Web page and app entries
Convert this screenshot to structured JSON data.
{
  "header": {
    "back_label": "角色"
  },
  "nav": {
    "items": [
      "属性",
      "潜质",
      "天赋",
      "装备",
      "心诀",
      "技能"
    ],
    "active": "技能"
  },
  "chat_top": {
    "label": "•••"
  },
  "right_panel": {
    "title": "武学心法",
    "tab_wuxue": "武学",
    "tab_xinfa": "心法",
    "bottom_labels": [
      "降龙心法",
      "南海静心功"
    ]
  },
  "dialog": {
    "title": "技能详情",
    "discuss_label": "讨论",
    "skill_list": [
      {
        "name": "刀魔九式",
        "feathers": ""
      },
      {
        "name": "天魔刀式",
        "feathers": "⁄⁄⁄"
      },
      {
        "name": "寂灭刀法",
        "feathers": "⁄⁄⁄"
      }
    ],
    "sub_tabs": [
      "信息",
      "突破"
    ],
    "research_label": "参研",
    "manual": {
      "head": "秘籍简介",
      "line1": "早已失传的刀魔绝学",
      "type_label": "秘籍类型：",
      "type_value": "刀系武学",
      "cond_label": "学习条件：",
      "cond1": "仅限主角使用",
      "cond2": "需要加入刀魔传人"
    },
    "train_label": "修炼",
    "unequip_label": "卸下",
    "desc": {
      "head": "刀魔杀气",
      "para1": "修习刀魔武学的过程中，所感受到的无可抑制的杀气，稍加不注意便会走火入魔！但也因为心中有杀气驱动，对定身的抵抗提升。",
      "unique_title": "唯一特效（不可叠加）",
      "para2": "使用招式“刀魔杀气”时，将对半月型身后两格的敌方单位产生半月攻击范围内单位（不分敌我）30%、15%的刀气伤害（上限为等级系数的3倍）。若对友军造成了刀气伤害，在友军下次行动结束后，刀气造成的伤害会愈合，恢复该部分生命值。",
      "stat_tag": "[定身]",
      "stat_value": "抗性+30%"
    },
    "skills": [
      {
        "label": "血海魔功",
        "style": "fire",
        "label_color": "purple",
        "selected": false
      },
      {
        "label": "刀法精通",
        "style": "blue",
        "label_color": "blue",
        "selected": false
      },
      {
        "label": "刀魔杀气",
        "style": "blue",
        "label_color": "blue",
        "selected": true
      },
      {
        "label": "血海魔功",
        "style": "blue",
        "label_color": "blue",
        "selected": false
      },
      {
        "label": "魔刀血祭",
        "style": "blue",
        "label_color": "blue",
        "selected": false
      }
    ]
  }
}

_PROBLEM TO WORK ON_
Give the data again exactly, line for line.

_SOLUTION FOR THIS PROBLEM_
Convert this screenshot to structured JSON data.
{
  "header": {
    "back_label": "角色"
  },
  "nav": {
    "items": [
      "属性",
      "潜质",
      "天赋",
      "装备",
      "心诀",
      "技能"
    ],
    "active": "技能"
  },
  "chat_top": {
    "label": "•••"
  },
  "right_panel": {
    "title": "武学心法",
    "tab_wuxue": "武学",
    "tab_xinfa": "心法",
    "bottom_labels": [
      "降龙心法",
      "南海静心功"
    ]
  },
  "dialog": {
    "title": "技能详情",
    "discuss_label": "讨论",
    "skill_list": [
      {
        "name": "刀魔九式",
        "feathers": ""
      },
      {
        "name": "天魔刀式",
        "feathers": "⁄⁄⁄"
      },
      {
        "name": "寂灭刀法",
        "feathers": "⁄⁄⁄"
      }
    ],
    "sub_tabs": [
      "信息",
      "突破"
    ],
    "research_label": "参研",
    "manual": {
      "head": "秘籍简介",
      "line1": "早已失传的刀魔绝学",
      "type_label": "秘籍类型：",
      "type_value": "刀系武学",
      "cond_label": "学习条件：",
      "cond1": "仅限主角使用",
      "cond2": "需要加入刀魔传人"
    },
    "train_label": "修炼",
    "unequip_label": "卸下",
    "desc": {
      "head": "刀魔杀气",
      "para1": "修习刀魔武学的过程中，所感受到的无可抑制的杀气，稍加不注意便会走火入魔！但也因为心中有杀气驱动，对定身的抵抗提升。",
      "unique_title": "唯一特效（不可叠加）",
      "para2": "使用招式“刀魔杀气”时，将对半月型身后两格的敌方单位产生半月攻击范围内单位（不分敌我）30%、15%的刀气伤害（上限为等级系数的3倍）。若对友军造成了刀气伤害，在友军下次行动结束后，刀气造成的伤害会愈合，恢复该部分生命值。",
      "stat_tag": "[定身]",
      "stat_value": "抗性+30%"
    },
    "skills": [
      {
        "label": "血海魔功",
        "style": "fire",
        "label_color": "purple",
        "selected": false
      },
      {
        "label": "刀法精通",
        "style": "blue",
        "label_color": "blue",
        "selected": false
      },
      {
        "label": "刀魔杀气",
        "style": "blue",
        "label_color": "blue",
        "selected": true
      },
      {
        "label": "血海魔功",
        "style": "blue",
        "label_color": "blue",
        "selected": false
      },
      {
        "label": "魔刀血祭",
        "style": "blue",
        "label_color": "blue",
        "selected": false
      }
    ]
  }
}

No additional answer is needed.